Notes by TŌN harpist Emily Melendes
In the Navy
Rimsky-Korsakov’s Symphony No. 1 has perhaps the strangest origin story of any musical work I’ve performed. Born in Russia, Rimsky-Korsakov was fascinated by music from early boyhood; he marveled at the wonders of opera, learned to play the piano, and even began writing compositions at the age of ten. When he turned 17, however, his family decided piano lessons should take a back seat to a career in the Russian navy. His former piano teacher suggested he study theory and composition in lieu of an instrument, a path that in 1861 led him to Mily Balakirev, who would become Rimsky-Korsakov’s mentor and collaborator. Balakirev gave the fledgling composer a monumental initial challenge: write an entire symphony. Rimsky-Korsakov set about this task eagerly, but naval duty interfered, and at the age of 18 he began a three-year tour with only an initial draft of the symphony’s first and final movements. He initially preferred the company of his composition to that of his fellow seamen and wrote the second movement of his symphony while at sea, dutifully stopping to buy additional scores at port cities to further his self-taught studies. Quickly, though, the wonders of the world took hold of him. For the first time he experienced London, Rio de Janiero, and Niagra Falls. He absorbed the writings of Goethe, Schiller, and Homer, and returned home to St. Petersburg in 1865 to compose the third movement of his symphony, the Scherzo. Balakirev edited and polished the work, and by December 31st of that same year, Balakirev conducted and premiered the symphony at his Free School of Music.
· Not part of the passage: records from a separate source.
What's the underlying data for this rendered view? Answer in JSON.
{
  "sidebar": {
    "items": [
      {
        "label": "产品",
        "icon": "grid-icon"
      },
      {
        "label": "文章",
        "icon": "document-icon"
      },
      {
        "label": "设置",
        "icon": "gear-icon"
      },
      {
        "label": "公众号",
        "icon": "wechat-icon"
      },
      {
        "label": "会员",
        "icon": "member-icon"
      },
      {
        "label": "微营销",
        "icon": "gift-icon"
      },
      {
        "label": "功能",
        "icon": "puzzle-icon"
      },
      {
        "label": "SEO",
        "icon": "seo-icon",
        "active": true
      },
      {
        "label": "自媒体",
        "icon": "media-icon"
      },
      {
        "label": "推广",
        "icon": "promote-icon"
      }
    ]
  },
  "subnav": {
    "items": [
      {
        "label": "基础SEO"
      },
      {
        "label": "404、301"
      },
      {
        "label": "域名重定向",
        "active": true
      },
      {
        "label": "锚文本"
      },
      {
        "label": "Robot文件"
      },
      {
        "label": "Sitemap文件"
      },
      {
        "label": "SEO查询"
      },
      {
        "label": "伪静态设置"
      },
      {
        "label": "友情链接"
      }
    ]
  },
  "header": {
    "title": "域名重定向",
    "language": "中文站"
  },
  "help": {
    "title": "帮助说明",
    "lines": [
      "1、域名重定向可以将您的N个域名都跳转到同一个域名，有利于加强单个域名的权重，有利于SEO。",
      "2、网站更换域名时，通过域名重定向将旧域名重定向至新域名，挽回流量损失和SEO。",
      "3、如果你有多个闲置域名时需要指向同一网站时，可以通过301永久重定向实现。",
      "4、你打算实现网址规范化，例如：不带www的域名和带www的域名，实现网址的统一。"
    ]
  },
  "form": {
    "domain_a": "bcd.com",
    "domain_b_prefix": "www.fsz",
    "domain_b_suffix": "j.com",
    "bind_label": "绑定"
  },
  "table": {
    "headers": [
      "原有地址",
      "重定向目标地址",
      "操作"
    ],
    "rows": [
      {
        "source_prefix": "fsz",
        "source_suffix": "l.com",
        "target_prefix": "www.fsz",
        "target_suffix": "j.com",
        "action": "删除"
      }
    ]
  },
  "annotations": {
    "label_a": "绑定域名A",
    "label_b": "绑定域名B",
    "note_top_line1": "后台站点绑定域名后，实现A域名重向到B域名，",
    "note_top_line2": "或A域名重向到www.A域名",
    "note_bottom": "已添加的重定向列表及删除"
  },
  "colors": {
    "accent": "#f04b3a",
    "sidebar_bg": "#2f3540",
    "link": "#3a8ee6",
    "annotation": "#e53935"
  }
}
The First “Russian Symphony”
Rimsky-Korsakov’s friends hailed the work as the first truly Russian symphony due to Rimsky-Korsakov’s use of Russian folk melodies and his avoidance of traditionally German compositional techniques. I find it interesting, though, that the first “Russian symphony” came about through Rimsky-Korsakov’s tour of the wider world, and I enjoy looking at his work through this lens. The piece brims with youthful exuberance and pizzazz, and while perhaps lacking the sophisticated compositional mastery of his later works, to me it tells a tale of adventure and discovery, one rife with Russian identity and tender recollections of home. From the bombastic statement of the first movement, to the swelling sincerity of the second, the frenzied energy of the Scherzo, and the densely packed resplendency of the fourth movement, Rimsky-Korsakov’s Symphony No. 1 is a treat both to hear and to perform. I hope you enjoy its creativity and imagination as much as I have.